WHAT TO PRODUCE: From the first line to the last, please print the entries exactly, omitting pictures.
******
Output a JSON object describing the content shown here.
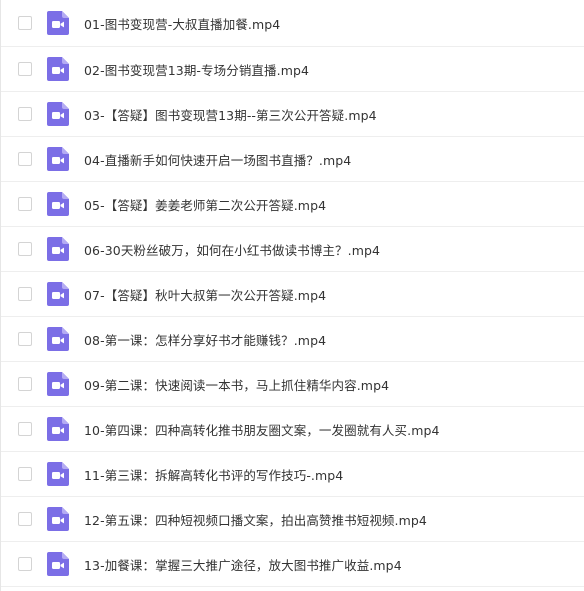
{
  "files": [
    {
      "name": "01-图书变现营-大叔直播加餐.mp4",
      "icon": "video-file-icon"
    },
    {
      "name": "02-图书变现营13期-专场分销直播.mp4",
      "icon": "video-file-icon"
    },
    {
      "name": "03-【答疑】图书变现营13期--第三次公开答疑.mp4",
      "icon": "video-file-icon"
    },
    {
      "name": "04-直播新手如何快速开启一场图书直播？.mp4",
      "icon": "video-file-icon"
    },
    {
      "name": "05-【答疑】姜姜老师第二次公开答疑.mp4",
      "icon": "video-file-icon"
    },
    {
      "name": "06-30天粉丝破万，如何在小红书做读书博主？.mp4",
      "icon": "video-file-icon"
    },
    {
      "name": "07-【答疑】秋叶大叔第一次公开答疑.mp4",
      "icon": "video-file-icon"
    },
    {
      "name": "08-第一课：怎样分享好书才能赚钱？.mp4",
      "icon": "video-file-icon"
    },
    {
      "name": "09-第二课：快速阅读一本书，马上抓住精华内容.mp4",
      "icon": "video-file-icon"
    },
    {
      "name": "10-第四课：四种高转化推书朋友圈文案，一发圈就有人买.mp4",
      "icon": "video-file-icon"
    },
    {
      "name": "11-第三课：拆解高转化书评的写作技巧-.mp4",
      "icon": "video-file-icon"
    },
    {
      "name": "12-第五课：四种短视频口播文案，拍出高赞推书短视频.mp4",
      "icon": "video-file-icon"
    },
    {
      "name": "13-加餐课：掌握三大推广途径，放大图书推广收益.mp4",
      "icon": "video-file-icon"
    }
  ],
  "colors": {
    "icon_body": "#7b6ee6",
    "icon_fold": "#b4abf3",
    "text": "#333333",
    "divider": "#eeeeee",
    "checkbox_border": "#d4d4d4"
  }
}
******
ANSWER TO THIS PROBLEM:
Output a JSON object describing the content shown here.
{
  "files": [
    {
      "name": "01-图书变现营-大叔直播加餐.mp4",
      "icon": "video-file-icon"
    },
    {
      "name": "02-图书变现营13期-专场分销直播.mp4",
      "icon": "video-file-icon"
    },
    {
      "name": "03-【答疑】图书变现营13期--第三次公开答疑.mp4",
      "icon": "video-file-icon"
    },
    {
      "name": "04-直播新手如何快速开启一场图书直播？.mp4",
      "icon": "video-file-icon"
    },
    {
      "name": "05-【答疑】姜姜老师第二次公开答疑.mp4",
      "icon": "video-file-icon"
    },
    {
      "name": "06-30天粉丝破万，如何在小红书做读书博主？.mp4",
      "icon": "video-file-icon"
    },
    {
      "name": "07-【答疑】秋叶大叔第一次公开答疑.mp4",
      "icon": "video-file-icon"
    },
    {
      "name": "08-第一课：怎样分享好书才能赚钱？.mp4",
      "icon": "video-file-icon"
    },
    {
      "name": "09-第二课：快速阅读一本书，马上抓住精华内容.mp4",
      "icon": "video-file-icon"
    },
    {
      "name": "10-第四课：四种高转化推书朋友圈文案，一发圈就有人买.mp4",
      "icon": "video-file-icon"
    },
    {
      "name": "11-第三课：拆解高转化书评的写作技巧-.mp4",
      "icon": "video-file-icon"
    },
    {
      "name": "12-第五课：四种短视频口播文案，拍出高赞推书短视频.mp4",
      "icon": "video-file-icon"
    },
    {
      "name": "13-加餐课：掌握三大推广途径，放大图书推广收益.mp4",
      "icon": "video-file-icon"
    }
  ],
  "colors": {
    "icon_body": "#7b6ee6",
    "icon_fold": "#b4abf3",
    "text": "#333333",
    "divider": "#eeeeee",
    "checkbox_border": "#d4d4d4"
  }
}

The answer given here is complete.